### PROMPT
Your reply should hold every record exactly as given, with no pictures in it.

### SUPPLIED DATA
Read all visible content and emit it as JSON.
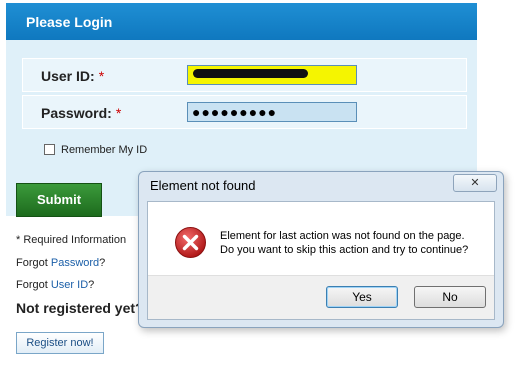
{
  "login": {
    "title": "Please Login",
    "userid_label": "User ID:",
    "password_label": "Password:",
    "required_mark": "*",
    "userid_value": "",
    "password_value": "●●●●●●●●●",
    "remember_label": "Remember My ID",
    "submit_label": "Submit",
    "required_info": "* Required Information",
    "forgot_password_prefix": "Forgot ",
    "forgot_password_link": "Password",
    "forgot_password_suffix": "?",
    "forgot_userid_prefix": "Forgot ",
    "forgot_userid_link": "User ID",
    "forgot_userid_suffix": "?",
    "not_registered": "Not registered yet?",
    "register_label": "Register now!"
  },
  "dialog": {
    "title": "Element not found",
    "close_label": "✕",
    "message_line1": "Element for last action was not found on the page.",
    "message_line2": "Do you want to skip this action and try to continue?",
    "yes_label": "Yes",
    "no_label": "No",
    "icon": "error-icon"
  },
  "colors": {
    "header_blue": "#1583c9",
    "submit_green": "#2a7f2a",
    "highlight_yellow": "#f5f500",
    "error_red": "#d42a2a"
  }
}
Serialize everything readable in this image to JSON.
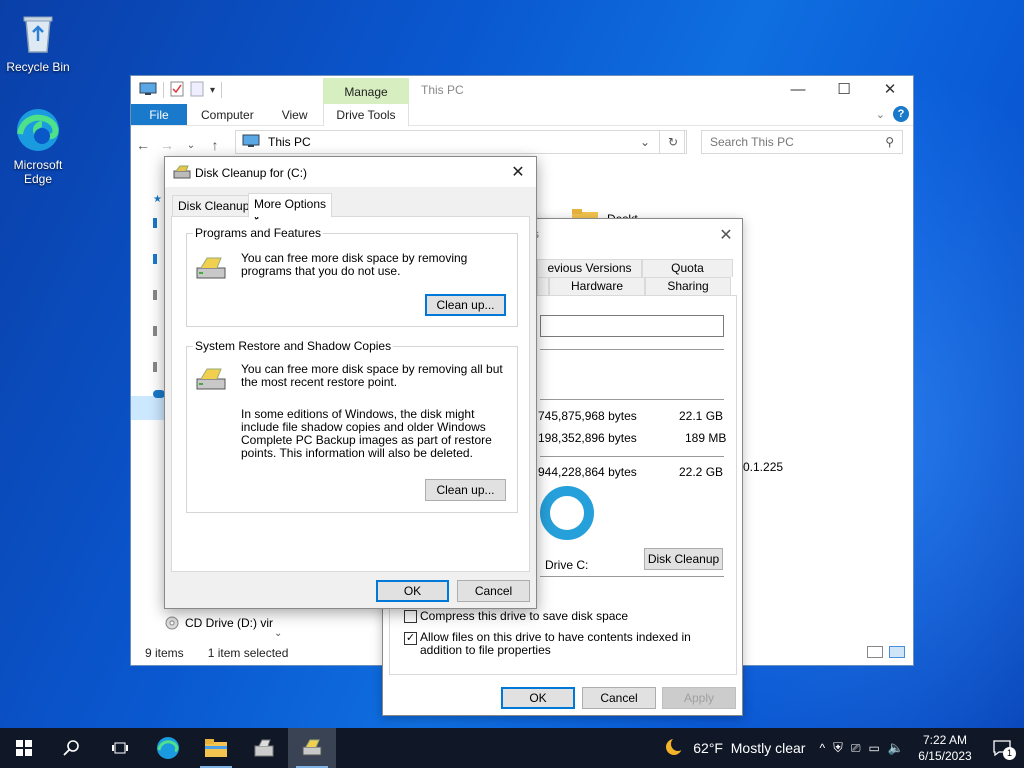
{
  "desktop": {
    "icons": [
      {
        "label": "Recycle Bin"
      },
      {
        "label": "Microsoft Edge"
      }
    ]
  },
  "explorer": {
    "title": "This PC",
    "manage_tab": "Manage",
    "drive_tools_tab": "Drive Tools",
    "ribbon_tabs": [
      "File",
      "Computer",
      "View"
    ],
    "address": "This PC",
    "search_placeholder": "Search This PC",
    "status_items": "9 items",
    "status_selected": "1 item selected",
    "cd_drive": "CD Drive (D:) vir",
    "desktop_folder": "Deskt",
    "version_text": "0.1.225"
  },
  "properties": {
    "tabs_row1": [
      "evious Versions",
      "Quota"
    ],
    "tabs_row2": [
      "Hardware",
      "Sharing"
    ],
    "used_bytes": "745,875,968 bytes",
    "used_gb": "22.1 GB",
    "free_bytes": "198,352,896 bytes",
    "free_mb": "189 MB",
    "capacity_bytes": "944,228,864 bytes",
    "capacity_gb": "22.2 GB",
    "drive_label": "Drive C:",
    "disk_cleanup_btn": "Disk Cleanup",
    "compress_label": "Compress this drive to save disk space",
    "index_label": "Allow files on this drive to have contents indexed in addition to file properties",
    "ok": "OK",
    "cancel": "Cancel",
    "apply": "Apply",
    "title_fragment": "s"
  },
  "disk_cleanup": {
    "title": "Disk Cleanup for  (C:)",
    "tabs": [
      "Disk Cleanup",
      "More Options"
    ],
    "programs_group": "Programs and Features",
    "programs_text": "You can free more disk space by removing programs that you do not use.",
    "programs_btn": "Clean up...",
    "restore_group": "System Restore and Shadow Copies",
    "restore_text": "You can free more disk space by removing all but the most recent restore point.",
    "restore_text2": "In some editions of Windows, the disk might include file shadow copies and older Windows Complete PC Backup images as part of restore points. This information will also be deleted.",
    "restore_btn": "Clean up...",
    "ok": "OK",
    "cancel": "Cancel"
  },
  "taskbar": {
    "weather": "62°F  Mostly clear",
    "time": "7:22 AM",
    "date": "6/15/2023",
    "notifications": "1"
  },
  "colors": {
    "accent": "#0078d7",
    "file_tab": "#1979ca",
    "manage_tab": "#d7efc0",
    "taskbar": "#101828",
    "donut": "#26a0da"
  }
}
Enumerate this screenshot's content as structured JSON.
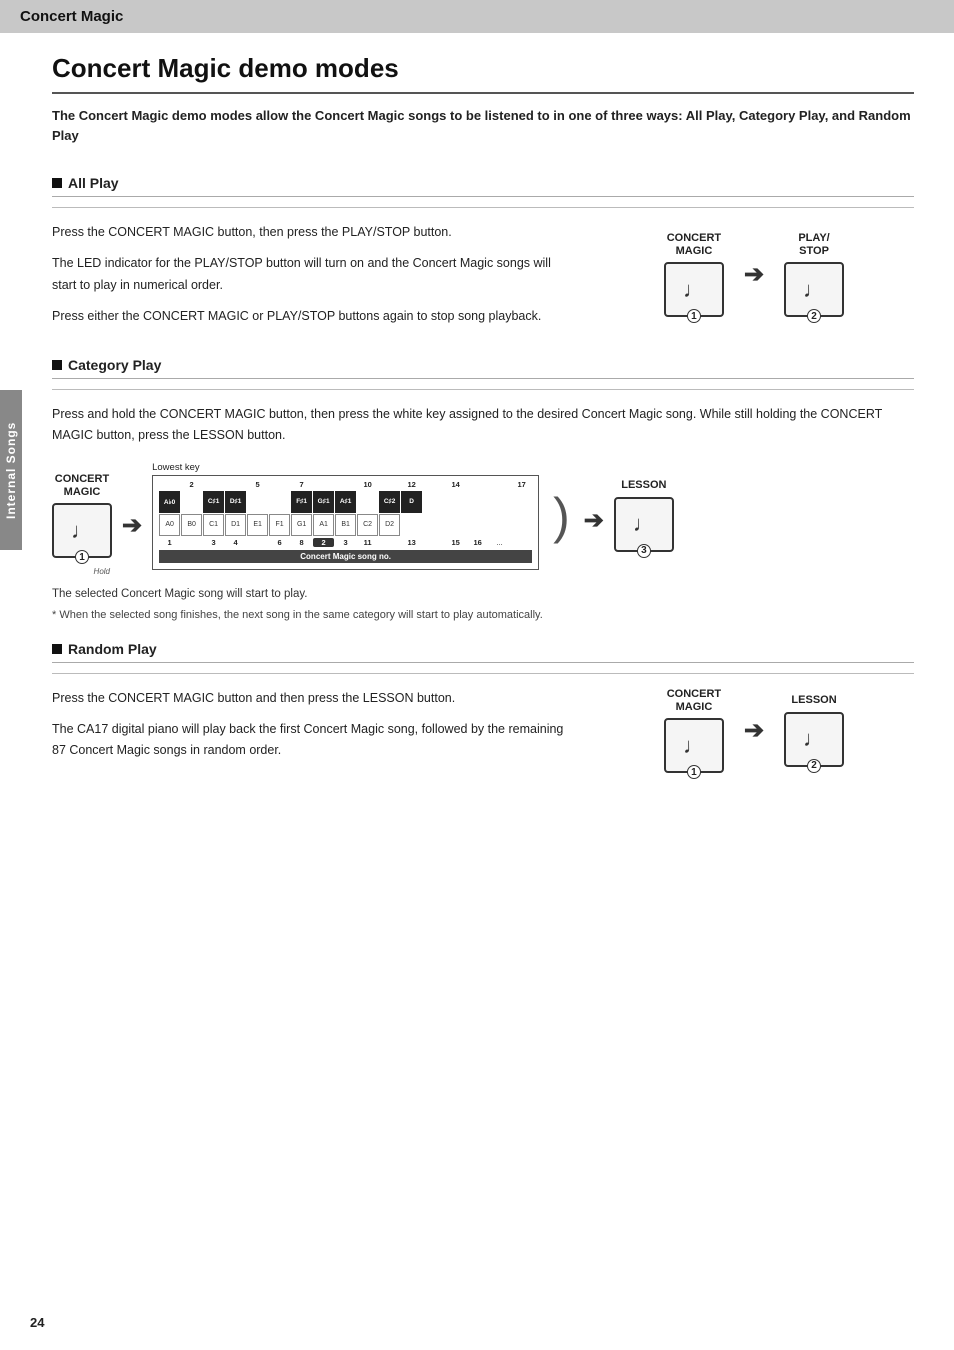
{
  "header": {
    "title": "Concert Magic"
  },
  "sidebar": {
    "label": "Internal Songs"
  },
  "page": {
    "title": "Concert Magic demo modes",
    "intro": "The Concert Magic demo modes allow the Concert Magic songs to be listened to in one of three ways:\nAll Play, Category Play, and Random Play"
  },
  "all_play": {
    "heading": "All Play",
    "text1": "Press the CONCERT MAGIC button, then press the PLAY/STOP button.",
    "text2": "The LED indicator for the PLAY/STOP button will turn on and the Concert Magic songs will start to play in numerical order.",
    "text3": "Press either the CONCERT MAGIC or PLAY/STOP buttons again to stop song playback.",
    "btn1_label": "CONCERT\nMAGIC",
    "btn2_label": "PLAY/\nSTOP",
    "btn1_num": "1",
    "btn2_num": "2"
  },
  "category_play": {
    "heading": "Category Play",
    "text1": "Press and hold the CONCERT MAGIC button, then press the white key assigned to the desired Concert Magic song.\nWhile still holding the CONCERT MAGIC button, press the LESSON button.",
    "btn1_label": "CONCERT\nMAGIC",
    "btn1_num": "1",
    "keyboard_label": "Lowest key",
    "lesson_label": "LESSON",
    "lesson_num": "3",
    "song_label": "Concert Magic song no.",
    "note1": "The selected Concert Magic song will start to play.",
    "note2": "* When the selected song finishes, the next song in the same category will start to play automatically.",
    "black_keys": [
      "A♭0",
      "",
      "C♯1",
      "D♯1",
      "",
      "",
      "F♯1",
      "G♯1",
      "A♯1",
      "",
      "C♯2",
      "D"
    ],
    "white_keys": [
      "A0",
      "B0",
      "C1",
      "D1",
      "E1",
      "F1",
      "G1",
      "A1",
      "B1",
      "C2",
      "D2"
    ],
    "top_numbers": [
      "",
      "2",
      "",
      "",
      "5",
      "",
      "7",
      "",
      "",
      "",
      "10",
      "",
      "12",
      "",
      "14",
      "",
      "",
      "",
      "17"
    ],
    "bottom_numbers": [
      "1",
      "",
      "3",
      "4",
      "",
      "6",
      "8",
      "2",
      "3",
      "11",
      "",
      "13",
      "",
      "15",
      "16",
      "",
      "..."
    ]
  },
  "random_play": {
    "heading": "Random Play",
    "text1": "Press the CONCERT MAGIC button and then press the LESSON button.",
    "text2": "The CA17 digital piano will play back the first Concert Magic song, followed by the remaining 87 Concert Magic songs in random order.",
    "btn1_label": "CONCERT\nMAGIC",
    "btn2_label": "LESSON",
    "btn1_num": "1",
    "btn2_num": "2"
  },
  "page_number": "24"
}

### RESPONSE TO THIS EXERCISE
Read all visible content and emit it as JSON.
{
  "login": {
    "title": "Please Login",
    "userid_label": "User ID:",
    "password_label": "Password:",
    "required_mark": "*",
    "userid_value": "",
    "password_value": "●●●●●●●●●",
    "remember_label": "Remember My ID",
    "submit_label": "Submit",
    "required_info": "* Required Information",
    "forgot_password_prefix": "Forgot ",
    "forgot_password_link": "Password",
    "forgot_password_suffix": "?",
    "forgot_userid_prefix": "Forgot ",
    "forgot_userid_link": "User ID",
    "forgot_userid_suffix": "?",
    "not_registered": "Not registered yet?",
    "register_label": "Register now!"
  },
  "dialog": {
    "title": "Element not found",
    "close_label": "✕",
    "message_line1": "Element for last action was not found on the page.",
    "message_line2": "Do you want to skip this action and try to continue?",
    "yes_label": "Yes",
    "no_label": "No",
    "icon": "error-icon"
  },
  "colors": {
    "header_blue": "#1583c9",
    "submit_green": "#2a7f2a",
    "highlight_yellow": "#f5f500",
    "error_red": "#d42a2a"
  }
}
Serialize everything readable in this image to JSON.
{
  "desktop": {
    "icons": [
      {
        "label": "Recycle Bin"
      },
      {
        "label": "Microsoft Edge"
      }
    ]
  },
  "explorer": {
    "title": "This PC",
    "manage_tab": "Manage",
    "drive_tools_tab": "Drive Tools",
    "ribbon_tabs": [
      "File",
      "Computer",
      "View"
    ],
    "address": "This PC",
    "search_placeholder": "Search This PC",
    "status_items": "9 items",
    "status_selected": "1 item selected",
    "cd_drive": "CD Drive (D:) vir",
    "desktop_folder": "Deskt",
    "version_text": "0.1.225"
  },
  "properties": {
    "tabs_row1": [
      "evious Versions",
      "Quota"
    ],
    "tabs_row2": [
      "Hardware",
      "Sharing"
    ],
    "used_bytes": "745,875,968 bytes",
    "used_gb": "22.1 GB",
    "free_bytes": "198,352,896 bytes",
    "free_mb": "189 MB",
    "capacity_bytes": "944,228,864 bytes",
    "capacity_gb": "22.2 GB",
    "drive_label": "Drive C:",
    "disk_cleanup_btn": "Disk Cleanup",
    "compress_label": "Compress this drive to save disk space",
    "index_label": "Allow files on this drive to have contents indexed in addition to file properties",
    "ok": "OK",
    "cancel": "Cancel",
    "apply": "Apply",
    "title_fragment": "s"
  },
  "disk_cleanup": {
    "title": "Disk Cleanup for  (C:)",
    "tabs": [
      "Disk Cleanup",
      "More Options"
    ],
    "programs_group": "Programs and Features",
    "programs_text": "You can free more disk space by removing programs that you do not use.",
    "programs_btn": "Clean up...",
    "restore_group": "System Restore and Shadow Copies",
    "restore_text": "You can free more disk space by removing all but the most recent restore point.",
    "restore_text2": "In some editions of Windows, the disk might include file shadow copies and older Windows Complete PC Backup images as part of restore points. This information will also be deleted.",
    "restore_btn": "Clean up...",
    "ok": "OK",
    "cancel": "Cancel"
  },
  "taskbar": {
    "weather": "62°F  Mostly clear",
    "time": "7:22 AM",
    "date": "6/15/2023",
    "notifications": "1"
  },
  "colors": {
    "accent": "#0078d7",
    "file_tab": "#1979ca",
    "manage_tab": "#d7efc0",
    "taskbar": "#101828",
    "donut": "#26a0da"
  }
}
Enumerate this screenshot's content as structured JSON.
{
  "header": {
    "title": "Concert Magic"
  },
  "sidebar": {
    "label": "Internal Songs"
  },
  "page": {
    "title": "Concert Magic demo modes",
    "intro": "The Concert Magic demo modes allow the Concert Magic songs to be listened to in one of three ways:\nAll Play, Category Play, and Random Play"
  },
  "all_play": {
    "heading": "All Play",
    "text1": "Press the CONCERT MAGIC button, then press the PLAY/STOP button.",
    "text2": "The LED indicator for the PLAY/STOP button will turn on and the Concert Magic songs will start to play in numerical order.",
    "text3": "Press either the CONCERT MAGIC or PLAY/STOP buttons again to stop song playback.",
    "btn1_label": "CONCERT\nMAGIC",
    "btn2_label": "PLAY/\nSTOP",
    "btn1_num": "1",
    "btn2_num": "2"
  },
  "category_play": {
    "heading": "Category Play",
    "text1": "Press and hold the CONCERT MAGIC button, then press the white key assigned to the desired Concert Magic song.\nWhile still holding the CONCERT MAGIC button, press the LESSON button.",
    "btn1_label": "CONCERT\nMAGIC",
    "btn1_num": "1",
    "keyboard_label": "Lowest key",
    "lesson_label": "LESSON",
    "lesson_num": "3",
    "song_label": "Concert Magic song no.",
    "note1": "The selected Concert Magic song will start to play.",
    "note2": "* When the selected song finishes, the next song in the same category will start to play automatically.",
    "black_keys": [
      "A♭0",
      "",
      "C♯1",
      "D♯1",
      "",
      "",
      "F♯1",
      "G♯1",
      "A♯1",
      "",
      "C♯2",
      "D"
    ],
    "white_keys": [
      "A0",
      "B0",
      "C1",
      "D1",
      "E1",
      "F1",
      "G1",
      "A1",
      "B1",
      "C2",
      "D2"
    ],
    "top_numbers": [
      "",
      "2",
      "",
      "",
      "5",
      "",
      "7",
      "",
      "",
      "",
      "10",
      "",
      "12",
      "",
      "14",
      "",
      "",
      "",
      "17"
    ],
    "bottom_numbers": [
      "1",
      "",
      "3",
      "4",
      "",
      "6",
      "8",
      "2",
      "3",
      "11",
      "",
      "13",
      "",
      "15",
      "16",
      "",
      "..."
    ]
  },
  "random_play": {
    "heading": "Random Play",
    "text1": "Press the CONCERT MAGIC button and then press the LESSON button.",
    "text2": "The CA17 digital piano will play back the first Concert Magic song, followed by the remaining 87 Concert Magic songs in random order.",
    "btn1_label": "CONCERT\nMAGIC",
    "btn2_label": "LESSON",
    "btn1_num": "1",
    "btn2_num": "2"
  },
  "page_number": "24"
}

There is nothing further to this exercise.